Monday, 10 April 2017

Flutter By, Butterfly

Over 2000 beautiful butterflies belonging to over 40 different species flutter about at the Butterfly Conservatory at Niagara. They were flying over my head, landing on my clothing, even landing on the ground so I had to keep an eye on where I stepped. I would hate to squash one of these delicate creatures. All colours, all sizes and shapes.

Lots of pictures here. But I didn't note the names of these colourful creatures in most of the photos. But the species of butterfly at the conservatory include the banded orangeblue morphocommon Mormoncydno longwingDoris longwingGulf fritillaryJuliaLow's swallowtailmonarchmosaicowl, red lacewing, Sara longwing, and small postman.

This butterfly perched on the back of a lady's yellow jacket. They love bright colours.

Some species are bred at the Conservatory's breeding facility and others are imported from butterfly farms in Central America, Indo-Asia and Australia. Most butterflies are nectar feeders, using their proboscis mouth to reach into flowers to drink. The Conservatory has a tropical plant collection of over 100 exotic plants. And the butterflies love them all.

It was hard to get a good photo. My strategy was to focus on a flower, and sooner or later a butterfly would land on it.

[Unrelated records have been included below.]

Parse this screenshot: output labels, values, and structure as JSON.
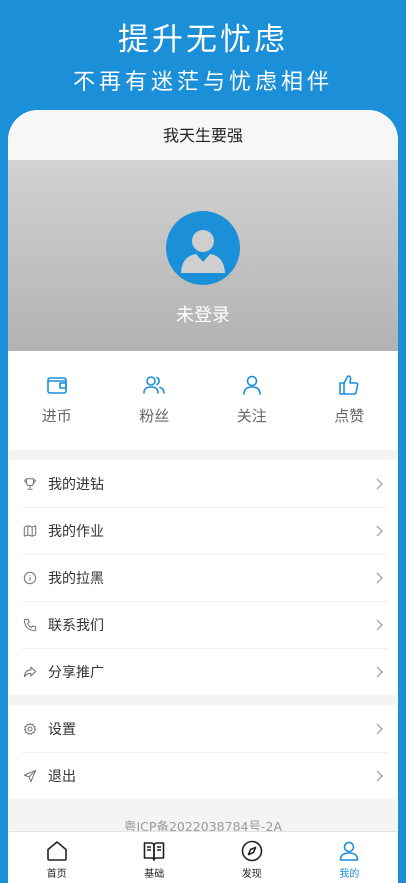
{
  "promo": {
    "title": "提升无忧虑",
    "subtitle": "不再有迷茫与忧虑相伴"
  },
  "navbar": {
    "title": "我天生要强"
  },
  "profile": {
    "login_text": "未登录"
  },
  "stats": [
    {
      "label": "进币",
      "icon": "wallet-icon"
    },
    {
      "label": "粉丝",
      "icon": "users-icon"
    },
    {
      "label": "关注",
      "icon": "user-icon"
    },
    {
      "label": "点赞",
      "icon": "thumbs-up-icon"
    }
  ],
  "menu_main": [
    {
      "label": "我的进钻",
      "icon": "trophy-icon"
    },
    {
      "label": "我的作业",
      "icon": "map-icon"
    },
    {
      "label": "我的拉黑",
      "icon": "info-icon"
    },
    {
      "label": "联系我们",
      "icon": "phone-icon"
    },
    {
      "label": "分享推广",
      "icon": "share-icon"
    }
  ],
  "menu_settings": [
    {
      "label": "设置",
      "icon": "gear-icon"
    },
    {
      "label": "退出",
      "icon": "send-icon"
    }
  ],
  "footer": {
    "icp": "粤ICP备2022038784号-2A"
  },
  "tabbar": [
    {
      "label": "首页",
      "icon": "home-icon"
    },
    {
      "label": "基础",
      "icon": "book-icon"
    },
    {
      "label": "发现",
      "icon": "compass-icon"
    },
    {
      "label": "我的",
      "icon": "user-icon",
      "active": true
    }
  ],
  "colors": {
    "accent": "#1c8fd9",
    "background": "#f4f4f4"
  }
}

The average life span of most butterflies is two to three weeks. This Blue Morpho butterfly was dead and definitely a bit ragged around the edges, but still beautiful.

Ooooo there's a butterfly on my tummy.... it tickles!

Caterpillars are reared through to the chrysalis stage on overseas butterfly farms and then shipped via special air courier. They are pinned to the emergence window at the conservatory. The butterfly emerges from the chrysalis, dries it's wings, and then makes its way through holes in the window to the main butterfly area.

The Magnificent Owl butterfly has large eye spots making them appear to have the eyes of a much larger animal.

Both the Owl butterfly and the Blue Morpho feed on the juices of rotting fruit.
There's a rain forest, and a waterfall keeping the atmosphere humid. And helpful knowledgeable staff ready to answer butterfly questions. A great place to visit. Especially if you like butterflies!


Marie Smith said...

Love that place! Great photos!

Elephant's Child said...

Ephemeral magic. Visiting a butterfly farm is high on my wish list.

Lowell said...

What a beautiful series of photos. I think butterflies are wonderful creatures. We have a butterfly garden/rain forest place at the University of Florida in Gainesville. We've only been there once, but it was a great time.

Jono said...

What an amazing place that is! Thanks for the pics.

Angela said...

This is incredible! How beautiful to spend time closer to these beauties. I really did not know they had such short life span. Thanks for sharing!

John "By Stargoose And Hanglands" said...

That looks a fantastic place with some really exotic butterflies. Sometimes it's best to just forget about the names and concentrate on the beauty and the wonder.

Pat Tillett said...

Beautiful photos! I know little to nothing about butterflies. I know more now though, thanks to you!

alphabet soup said...

Fascinating post - especially the info about the caterpillars being reared overseas.

Ms Soup

Revrunner said...

Hmm. Makes me wonder what you call a collection of butterflies. A swarm? No. a "kaleidoscope", yes. :-)

LL Cool Joe said...

You did a much better job than I did of capturing these beautiful creatures. When I went to Butterfly World in AZ I managed to take one good photo! Lovely photos.

Tomoko said...

Those butterflies are beautiful! I imagine that they are enjoy fluttering around you! A bit sad to know of their short life span.
Have a good weekend.

sonia a. mascaro said...

Wow! What a gorgeous butterflies!
Just amazing to know that over 2000 beautiful butterflies belonging to over 40 different species.
You took stunning pictures, Shammie. Bravo!

bill burke said...

What an incredible place. I love all those pretty butterflies. Thanks for sharing these wonderful photos.

Wendy said...

We must have been on the same wavelength! I visited the Botanical Gardens here in Montreal with a group of ladies just a couple of days ago.

Same experience - beautiful butterflies, tropical plants, cascading waterfalls, lovely moist warm air and very very difficult to photograph those blue morpho butterflies. As soon as they alight, they close their wings. I did get one pic, but I think it was dead also.

Your photos are truly beautiful, Shammie! Thanks for sharing.

The Blog Fodder said...

They are so beautiful. Wonderful pictures, too.